“Never, never, never” will Netflix follow its competitors. That was the response CEO Reed Hastings gave when asked about the company’s plans to stream live sporting events. With Amazon Prime announcing that it is exploring the possibility of streaming Premier League soccer and NFL games, Hastings has given his take on the market. In an April 2018 presentation at the new Netflix HQ, Hastings essentially quashed the idea that live streaming of any kind would be coming to the platform in the near future.
“We have so much we want to do in our area, so we’re not trying to copy others, whether that’s linear cable, there’s lots of things we don’t do. We don’t do [live] news, we don’t do [live] sports. But what we do, we try to do really well,” Hastings told attendees at the Hollywood conference.
The Live Streaming Revolution
While there’s no doubt Netflix is doing okay without live streaming, the technology is clearly something that appeals to its core demographic. Everywhere you look at the moment, it seems that live, real-time action is all the rage. In the social media realm, Facebook Live, YouTube Live and smaller platforms such as Periscope are all capable of turning individuals into stars. The same is true of Twitch. Currently attracting upwards of 100 million active users each month, the site essentially made gaming into a form of entertainment.
Piggybacking off the success of Twitch, casino developers have also embraced live streaming technology. By combining webcams with RFID chips, modern online casino sites can offer live blackjack, roulette and more. In fact, what’s interesting about these games is that it’s an interactive experience. Instead of similar watching a live broadcast, players can participate in the action. This is something that could shape the future of live streaming. In 2017, Twitch announced the release of its “extensions” add-on.
Interactive Streams Open Up New Possibilities
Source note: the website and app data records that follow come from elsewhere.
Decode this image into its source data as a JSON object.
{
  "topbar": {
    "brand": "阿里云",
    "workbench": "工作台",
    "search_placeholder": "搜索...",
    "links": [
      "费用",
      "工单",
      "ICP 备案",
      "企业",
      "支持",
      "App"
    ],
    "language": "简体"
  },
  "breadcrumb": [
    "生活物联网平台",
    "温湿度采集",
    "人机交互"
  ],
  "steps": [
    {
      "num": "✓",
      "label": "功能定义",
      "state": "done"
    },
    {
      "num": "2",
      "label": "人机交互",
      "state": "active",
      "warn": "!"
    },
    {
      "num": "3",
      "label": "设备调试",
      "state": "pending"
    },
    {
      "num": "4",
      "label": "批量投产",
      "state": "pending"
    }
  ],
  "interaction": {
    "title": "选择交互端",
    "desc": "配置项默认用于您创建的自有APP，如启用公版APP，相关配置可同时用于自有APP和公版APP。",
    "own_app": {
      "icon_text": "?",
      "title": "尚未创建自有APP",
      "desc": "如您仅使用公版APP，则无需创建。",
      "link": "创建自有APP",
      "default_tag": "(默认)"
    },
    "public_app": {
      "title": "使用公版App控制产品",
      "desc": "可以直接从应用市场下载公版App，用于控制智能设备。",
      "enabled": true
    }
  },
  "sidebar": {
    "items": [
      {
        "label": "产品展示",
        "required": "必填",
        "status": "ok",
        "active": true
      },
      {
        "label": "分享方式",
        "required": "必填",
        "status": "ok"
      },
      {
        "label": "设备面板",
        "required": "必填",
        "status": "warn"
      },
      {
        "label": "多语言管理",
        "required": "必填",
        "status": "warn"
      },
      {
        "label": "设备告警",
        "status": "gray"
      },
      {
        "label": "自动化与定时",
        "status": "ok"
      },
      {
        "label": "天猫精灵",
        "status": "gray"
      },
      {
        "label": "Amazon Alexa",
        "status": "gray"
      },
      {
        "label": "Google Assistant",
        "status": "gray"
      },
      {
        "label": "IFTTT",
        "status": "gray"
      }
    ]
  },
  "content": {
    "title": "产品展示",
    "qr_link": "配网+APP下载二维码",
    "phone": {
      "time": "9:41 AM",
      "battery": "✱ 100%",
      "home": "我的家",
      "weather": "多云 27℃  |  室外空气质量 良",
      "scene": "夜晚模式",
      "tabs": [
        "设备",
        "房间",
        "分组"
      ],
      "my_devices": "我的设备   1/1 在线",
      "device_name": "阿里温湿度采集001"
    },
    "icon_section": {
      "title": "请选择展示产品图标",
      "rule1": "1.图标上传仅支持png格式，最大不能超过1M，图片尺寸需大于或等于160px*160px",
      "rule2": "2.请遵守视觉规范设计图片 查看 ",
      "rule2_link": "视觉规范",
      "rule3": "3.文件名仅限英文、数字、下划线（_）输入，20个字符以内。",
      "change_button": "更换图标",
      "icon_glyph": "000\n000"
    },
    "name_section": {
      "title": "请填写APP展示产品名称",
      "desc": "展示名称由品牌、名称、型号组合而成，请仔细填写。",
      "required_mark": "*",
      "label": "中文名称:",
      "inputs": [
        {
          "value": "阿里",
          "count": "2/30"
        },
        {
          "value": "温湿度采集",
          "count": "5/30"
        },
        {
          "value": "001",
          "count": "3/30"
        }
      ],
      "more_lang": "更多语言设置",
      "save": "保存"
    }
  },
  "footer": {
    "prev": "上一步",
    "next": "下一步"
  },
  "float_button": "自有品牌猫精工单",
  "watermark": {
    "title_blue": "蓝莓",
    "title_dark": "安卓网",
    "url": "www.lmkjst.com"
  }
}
Aimed at developers, Twitch Extensions has become a place where streamers are creating ways to make channels more interactive. From polls and surveys to competitions and smart click maps, streams are now becoming more than a passive form of entertainment. When you consider these trends and the advent of sports streams on platforms such as Amazon Prime, things start to get interesting. Having the ability to change the camera angles on demand, pull up live statistics and more could all be possible if online streaming becomes big business.
Netflix may have its reasons for not wanting to enter the sports streaming arena, but the trends suggest it could be missing out on some huge opportunities. With a user base of 125 million subscribers, the company clearly has the followers and resources to push live streaming technology to its limits. Interactive elements are clearly the next step in the evolutionary chain, but when you start to consider thing such as augmented and virtual reality, a myriad of new possibilities open themselves up. Has Netflix fumbled the ball on this one? Only time will tell, but there’s no doubt live streaming is an innovation that’s not going away anytime soon.